Em Mon, 12 Feb 2018 15:42:44 -0800
Junio C Hamano <gits...@pobox.com> escreveu:
> Linus Torvalds <torva...@linux-foundation.org> writes:
> > And some maintainers end up using multiple repositories as branches
> > (the old _original_ git model). Again, you can just use "git fetch +
> > git reset", of course, but that's a bit unsafe. In contrast, doing
> > "git pull --ff-only" is a safe convenient operation that does both the
> > fetch and the update to whatever state.
> > But you do need that "--ff-only" to avoid the merge.
> OK. I guess it is legit (and semi-sensible) for downstream
> contributors to "git pull --ff-only $upstream $release_tag_X" to
> bring their long-running topic currently based on release X-1 up to
> date with respect to release X. It probably makes more sense than
> rebasing on top of release X, even though it makes a lot less sense
> than merging their topics into release X.
> As you said, pull of a tag that forbids fast-forward by default is
> rather old development (I am kind of surprised that it was so old,
> in v1.7.9), so it may be a bit difficult to transition.
> There is
> ff = only
> but pull.ff is quite global, and not good for intermediate level
> maintainers who pull to integrate work of their downstream (for
> which they do want the current "do not ff, record the tag in a merge

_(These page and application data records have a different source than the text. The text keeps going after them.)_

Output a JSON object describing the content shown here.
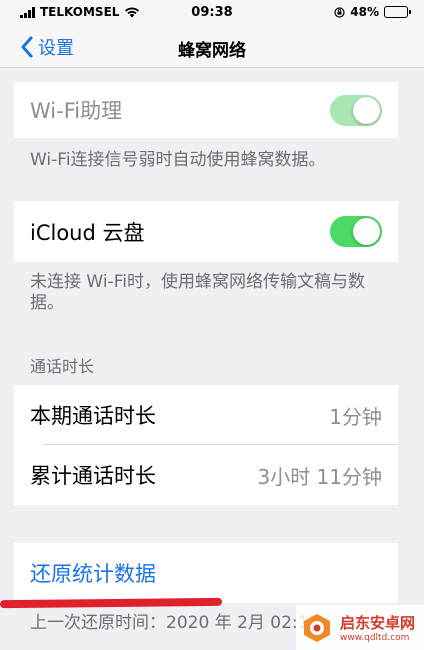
{
  "status_bar": {
    "carrier": "TELKOMSEL",
    "time": "09:38",
    "battery": "48%",
    "battery_level": 0.48
  },
  "nav": {
    "back_label": "设置",
    "title": "蜂窝网络"
  },
  "wifi_assist": {
    "label": "Wi-Fi助理",
    "toggle_on": true,
    "footnote": "Wi-Fi连接信号弱时自动使用蜂窝数据。"
  },
  "icloud_drive": {
    "label": "iCloud 云盘",
    "toggle_on": true,
    "footnote": "未连接 Wi-Fi时，使用蜂窝网络传输文稿与数据。"
  },
  "call_time": {
    "header": "通话时长",
    "current_period_label": "本期通话时长",
    "current_period_value": "1分钟",
    "lifetime_label": "累计通话时长",
    "lifetime_value": "3小时 11分钟"
  },
  "reset": {
    "label": "还原统计数据",
    "footnote": "上一次还原时间：2020 年 2月 02:13"
  },
  "watermark": {
    "name": "启东安卓网",
    "url": "www.qdltd.com"
  },
  "colors": {
    "accent": "#1a73e8",
    "toggle_on": "#4cd964",
    "background": "#efeff4",
    "annotation": "#e0202a"
  }
}
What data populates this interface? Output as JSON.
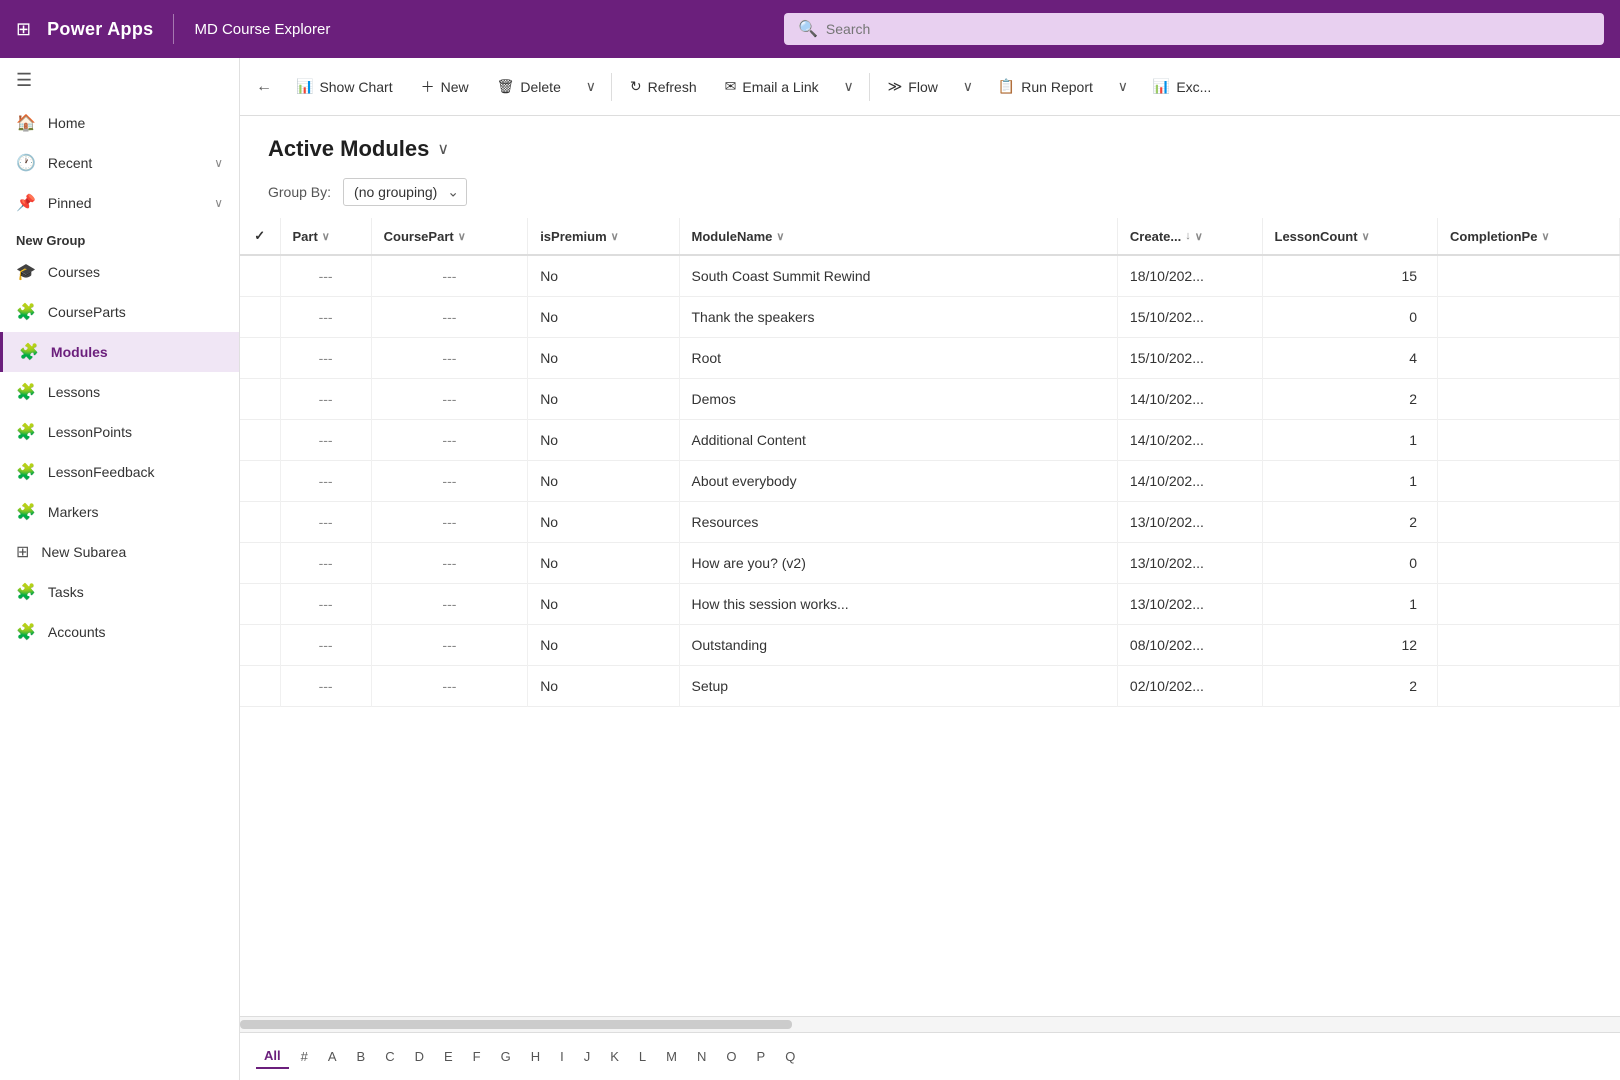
{
  "app": {
    "title": "Power Apps",
    "subtitle": "MD Course Explorer",
    "search_placeholder": "Search"
  },
  "toolbar": {
    "back_label": "←",
    "show_chart_label": "Show Chart",
    "new_label": "New",
    "delete_label": "Delete",
    "refresh_label": "Refresh",
    "email_link_label": "Email a Link",
    "flow_label": "Flow",
    "run_report_label": "Run Report",
    "excel_label": "Exc..."
  },
  "page": {
    "title": "Active Modules",
    "groupby_label": "Group By:",
    "groupby_value": "(no grouping)"
  },
  "table": {
    "columns": [
      {
        "key": "check",
        "label": "✓",
        "sort": false
      },
      {
        "key": "part",
        "label": "Part",
        "sort": true
      },
      {
        "key": "coursepart",
        "label": "CoursePart",
        "sort": true
      },
      {
        "key": "ispremium",
        "label": "isPremium",
        "sort": true
      },
      {
        "key": "modulename",
        "label": "ModuleName",
        "sort": true
      },
      {
        "key": "created",
        "label": "Create...",
        "sort": true,
        "active": true
      },
      {
        "key": "lessoncount",
        "label": "LessonCount",
        "sort": true
      },
      {
        "key": "completionpe",
        "label": "CompletionPe",
        "sort": true
      }
    ],
    "rows": [
      {
        "part": "---",
        "coursepart": "---",
        "ispremium": "No",
        "modulename": "South Coast Summit Rewind",
        "created": "18/10/202...",
        "lessoncount": 15,
        "completionpe": ""
      },
      {
        "part": "---",
        "coursepart": "---",
        "ispremium": "No",
        "modulename": "Thank the speakers",
        "created": "15/10/202...",
        "lessoncount": 0,
        "completionpe": ""
      },
      {
        "part": "---",
        "coursepart": "---",
        "ispremium": "No",
        "modulename": "Root",
        "created": "15/10/202...",
        "lessoncount": 4,
        "completionpe": ""
      },
      {
        "part": "---",
        "coursepart": "---",
        "ispremium": "No",
        "modulename": "Demos",
        "created": "14/10/202...",
        "lessoncount": 2,
        "completionpe": ""
      },
      {
        "part": "---",
        "coursepart": "---",
        "ispremium": "No",
        "modulename": "Additional Content",
        "created": "14/10/202...",
        "lessoncount": 1,
        "completionpe": ""
      },
      {
        "part": "---",
        "coursepart": "---",
        "ispremium": "No",
        "modulename": "About everybody",
        "created": "14/10/202...",
        "lessoncount": 1,
        "completionpe": ""
      },
      {
        "part": "---",
        "coursepart": "---",
        "ispremium": "No",
        "modulename": "Resources",
        "created": "13/10/202...",
        "lessoncount": 2,
        "completionpe": ""
      },
      {
        "part": "---",
        "coursepart": "---",
        "ispremium": "No",
        "modulename": "How are you? (v2)",
        "created": "13/10/202...",
        "lessoncount": 0,
        "completionpe": ""
      },
      {
        "part": "---",
        "coursepart": "---",
        "ispremium": "No",
        "modulename": "How this session works...",
        "created": "13/10/202...",
        "lessoncount": 1,
        "completionpe": ""
      },
      {
        "part": "---",
        "coursepart": "---",
        "ispremium": "No",
        "modulename": "Outstanding",
        "created": "08/10/202...",
        "lessoncount": 12,
        "completionpe": ""
      },
      {
        "part": "---",
        "coursepart": "---",
        "ispremium": "No",
        "modulename": "Setup",
        "created": "02/10/202...",
        "lessoncount": 2,
        "completionpe": ""
      }
    ]
  },
  "sidebar": {
    "items": [
      {
        "label": "Home",
        "icon": "🏠",
        "active": false
      },
      {
        "label": "Recent",
        "icon": "🕐",
        "active": false,
        "has_chevron": true
      },
      {
        "label": "Pinned",
        "icon": "📌",
        "active": false,
        "has_chevron": true
      }
    ],
    "new_group_label": "New Group",
    "group_items": [
      {
        "label": "Courses",
        "icon": "🎓",
        "active": false
      },
      {
        "label": "CourseParts",
        "icon": "🧩",
        "active": false
      },
      {
        "label": "Modules",
        "icon": "🧩",
        "active": true
      },
      {
        "label": "Lessons",
        "icon": "🧩",
        "active": false
      },
      {
        "label": "LessonPoints",
        "icon": "🧩",
        "active": false
      },
      {
        "label": "LessonFeedback",
        "icon": "🧩",
        "active": false
      },
      {
        "label": "Markers",
        "icon": "🧩",
        "active": false
      },
      {
        "label": "New Subarea",
        "icon": "⊞",
        "active": false
      },
      {
        "label": "Tasks",
        "icon": "🧩",
        "active": false
      },
      {
        "label": "Accounts",
        "icon": "🧩",
        "active": false
      }
    ]
  },
  "letter_nav": {
    "letters": [
      "All",
      "#",
      "A",
      "B",
      "C",
      "D",
      "E",
      "F",
      "G",
      "H",
      "I",
      "J",
      "K",
      "L",
      "M",
      "N",
      "O",
      "P",
      "Q"
    ],
    "active": "All"
  },
  "colors": {
    "brand_purple": "#6b1f7c",
    "brand_light": "#e8d0f0",
    "active_border": "#6b1f7c"
  }
}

> commit" behaviour) and also pull to catch up from their upstream
> (which they want "ff-when-able"). They need to control between

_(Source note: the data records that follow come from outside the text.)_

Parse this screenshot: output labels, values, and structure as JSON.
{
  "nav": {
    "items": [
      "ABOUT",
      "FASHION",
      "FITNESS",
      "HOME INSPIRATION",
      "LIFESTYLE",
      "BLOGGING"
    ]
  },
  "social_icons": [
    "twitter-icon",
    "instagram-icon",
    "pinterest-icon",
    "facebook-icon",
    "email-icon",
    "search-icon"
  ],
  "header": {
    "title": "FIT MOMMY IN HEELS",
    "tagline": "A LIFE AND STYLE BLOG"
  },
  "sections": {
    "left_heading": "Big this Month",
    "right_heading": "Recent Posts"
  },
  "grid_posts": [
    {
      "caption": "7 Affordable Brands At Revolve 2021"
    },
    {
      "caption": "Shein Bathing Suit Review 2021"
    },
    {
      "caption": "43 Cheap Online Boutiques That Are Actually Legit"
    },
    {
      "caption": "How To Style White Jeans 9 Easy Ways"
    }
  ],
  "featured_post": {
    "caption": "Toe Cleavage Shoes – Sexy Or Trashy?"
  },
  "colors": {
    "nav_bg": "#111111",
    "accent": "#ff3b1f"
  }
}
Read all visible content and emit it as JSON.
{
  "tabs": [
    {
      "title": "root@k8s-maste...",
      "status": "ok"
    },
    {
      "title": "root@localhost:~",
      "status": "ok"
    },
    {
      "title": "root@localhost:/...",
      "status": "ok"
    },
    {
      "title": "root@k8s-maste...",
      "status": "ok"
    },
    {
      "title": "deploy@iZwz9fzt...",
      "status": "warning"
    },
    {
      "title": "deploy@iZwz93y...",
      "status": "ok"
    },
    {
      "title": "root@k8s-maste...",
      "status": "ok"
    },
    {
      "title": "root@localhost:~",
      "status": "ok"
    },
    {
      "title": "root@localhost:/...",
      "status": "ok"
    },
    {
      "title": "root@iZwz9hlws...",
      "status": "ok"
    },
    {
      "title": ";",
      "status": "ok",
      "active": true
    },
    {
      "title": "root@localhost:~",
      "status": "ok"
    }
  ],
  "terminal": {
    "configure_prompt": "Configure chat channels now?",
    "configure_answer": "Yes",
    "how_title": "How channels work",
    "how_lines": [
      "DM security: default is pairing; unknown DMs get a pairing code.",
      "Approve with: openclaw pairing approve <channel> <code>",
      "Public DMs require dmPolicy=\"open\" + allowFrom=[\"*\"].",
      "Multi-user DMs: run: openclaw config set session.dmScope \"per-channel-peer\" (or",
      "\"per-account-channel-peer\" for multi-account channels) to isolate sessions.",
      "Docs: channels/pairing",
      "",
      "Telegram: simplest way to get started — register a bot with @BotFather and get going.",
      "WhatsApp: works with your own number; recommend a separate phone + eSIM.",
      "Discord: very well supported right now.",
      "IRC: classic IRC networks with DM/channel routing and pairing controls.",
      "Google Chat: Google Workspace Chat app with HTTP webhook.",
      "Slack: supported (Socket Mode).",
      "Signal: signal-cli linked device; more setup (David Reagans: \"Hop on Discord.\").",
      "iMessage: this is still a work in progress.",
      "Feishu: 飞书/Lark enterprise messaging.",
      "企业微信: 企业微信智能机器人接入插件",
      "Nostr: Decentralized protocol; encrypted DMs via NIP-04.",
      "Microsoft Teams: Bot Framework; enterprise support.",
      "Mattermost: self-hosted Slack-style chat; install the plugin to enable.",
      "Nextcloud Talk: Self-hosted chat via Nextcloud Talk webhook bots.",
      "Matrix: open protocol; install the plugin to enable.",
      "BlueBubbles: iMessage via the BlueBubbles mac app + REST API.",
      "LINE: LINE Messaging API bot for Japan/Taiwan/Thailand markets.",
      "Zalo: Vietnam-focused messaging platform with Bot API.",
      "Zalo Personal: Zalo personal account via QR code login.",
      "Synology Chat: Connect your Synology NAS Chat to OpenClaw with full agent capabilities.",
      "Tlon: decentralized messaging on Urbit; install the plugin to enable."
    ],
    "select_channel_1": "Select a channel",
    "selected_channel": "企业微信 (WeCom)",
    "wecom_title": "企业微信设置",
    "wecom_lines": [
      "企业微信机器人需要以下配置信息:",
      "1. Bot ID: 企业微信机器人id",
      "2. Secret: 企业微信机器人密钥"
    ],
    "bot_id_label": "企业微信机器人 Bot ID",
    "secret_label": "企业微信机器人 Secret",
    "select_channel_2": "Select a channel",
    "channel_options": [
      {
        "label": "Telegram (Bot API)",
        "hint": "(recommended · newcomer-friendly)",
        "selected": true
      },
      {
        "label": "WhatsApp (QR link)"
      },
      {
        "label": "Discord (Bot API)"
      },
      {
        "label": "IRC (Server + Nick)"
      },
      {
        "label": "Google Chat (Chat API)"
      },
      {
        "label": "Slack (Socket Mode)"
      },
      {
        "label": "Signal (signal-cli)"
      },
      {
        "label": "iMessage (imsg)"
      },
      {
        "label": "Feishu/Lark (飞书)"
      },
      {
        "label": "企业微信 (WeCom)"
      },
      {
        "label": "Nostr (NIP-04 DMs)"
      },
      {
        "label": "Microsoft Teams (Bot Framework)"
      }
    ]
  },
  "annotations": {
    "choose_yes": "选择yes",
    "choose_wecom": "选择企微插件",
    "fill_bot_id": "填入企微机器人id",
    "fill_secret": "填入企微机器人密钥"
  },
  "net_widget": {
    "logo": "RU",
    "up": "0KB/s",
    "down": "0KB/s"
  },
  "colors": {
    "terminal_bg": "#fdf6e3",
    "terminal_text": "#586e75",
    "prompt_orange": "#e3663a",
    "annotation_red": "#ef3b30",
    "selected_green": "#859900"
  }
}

> ff=only and ff=when-able, depending on whom they are pulling from.
Yes, that's my pain. I don't want ff only when pulling from others,
only when pulling from upstream tree.
> We may want per-remote equivalent for it, i.e. e.g.
> ff=false ;# good default for collecting contributions
> [remote "torvalds"]
> pullFF = only ;# good default for catching up
> or something like that, perhaps?
Yeah, something like that works. Please notice, however, that what I
usually do is:
$ git remote update torvalds
$ git merge <tag>
(or git pull . <tag>)
So, for the above to work, it should store somehow the remote from
where a tag came from.
The reason is that I keep locally a cache with several tree clones
(in bare mode) s that I bother enough to cache (linus, -stable, -next),
as pulling from BR is time consuming, and I want to do it only once
and use the same "cache" for all my git clones.
I have a few git workdirs for my upstream work, but, as a patch
developer, I also have "independent" git repositories.
 Due to disk constraints, the clones actually use --shared. So,
the common objects are actually stored inside a single tree.